What are the Differences Between a Patent and a Trademark?
Numerous people around the world come up with all kinds of intellectual properties to present to the greater population. When an individual wishes to bring this to fruition, it is crucial that they protect it and ensure that it is only theirs to use. In doing so, the individual should understand the options available to them to protect what is theirs. There are different ways to do this, including obtaining a patent or trademark protection. Knowing the difference between the two is important, therefore having an experienced attorney can be beneficial during this process.
What is a Patent?
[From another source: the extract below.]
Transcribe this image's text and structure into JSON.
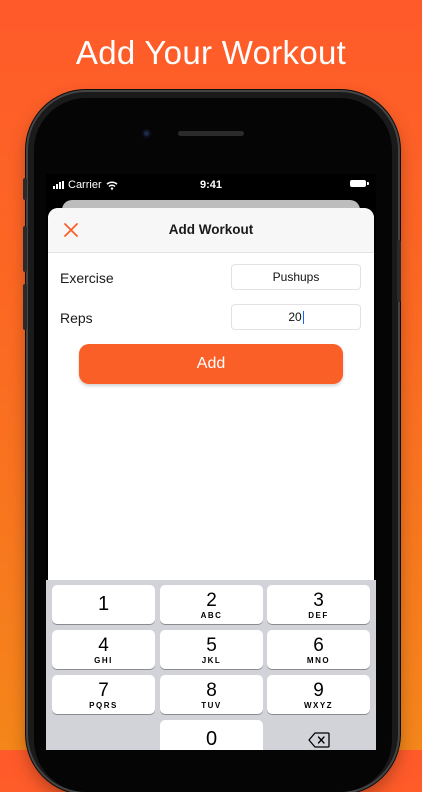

A patent is a property right that is granted by the United States Patent and Trademark Office (USPTO). It is a contract between the individual and the government that allows them rights to this property for 20 years. This right allows individuals to protect their invention of a new process. It ensures that other people cannot make or sell this invention. During the time period allotted, no one else is able to make, use, or sell the invention without the permission of the person who patented it.
There are three types of patents available to individuals in the United States. This consists of:
- Utility Patents: Protects an invention, product, or method
- Design Patents: Protects a decoration or an aesthetic value
- Plant Patents: Protects a newly discovered plant
What is a Trademark?
A trademark is available to individuals who wish to protect their own creation of words, phrases, symbols, logos, or other devices that are used to identify a source of goods or services. It can give the owner of the trademark ability to use specific images and phrases. Trademark protection prevents other people from using a mark that is similar to theirs, ensuring that consumers cannot be confused about a product, good, or service that they are looking to buy.
One can obtain a trademark by filing the necessary paperwork with the United States Patent and Trademark Office (USPTO) as well. During the process, the trademark will be examined, possibly adjusted, and published for opposition before it is officially approved. There are two established registers for trademarks to be listed under in order to allow businesses to protect their intellectual property. This includes:
- Principal Register: For trademarks that take on a second meaning overtime.
- Supplemental Register: This requires a trademark to distinguish the individual’s goods or services from another’s.
Contact our Firm
If you wish to obtain protection for an intellectual property, contact The Law Offices of Richard E. Novak, LLC. today.
The Law Offices of Richard E. Novak, LLC has over 25 years of experience helping clients through tough times when they need it most. If you need assistance with any intellectual property, traffic violations, or business law matters, our firm is here to help. It is critical that you pick the right attorney who can protect your rights. Contact The Law Offices of Richard E. Novak, LLC for a consultation.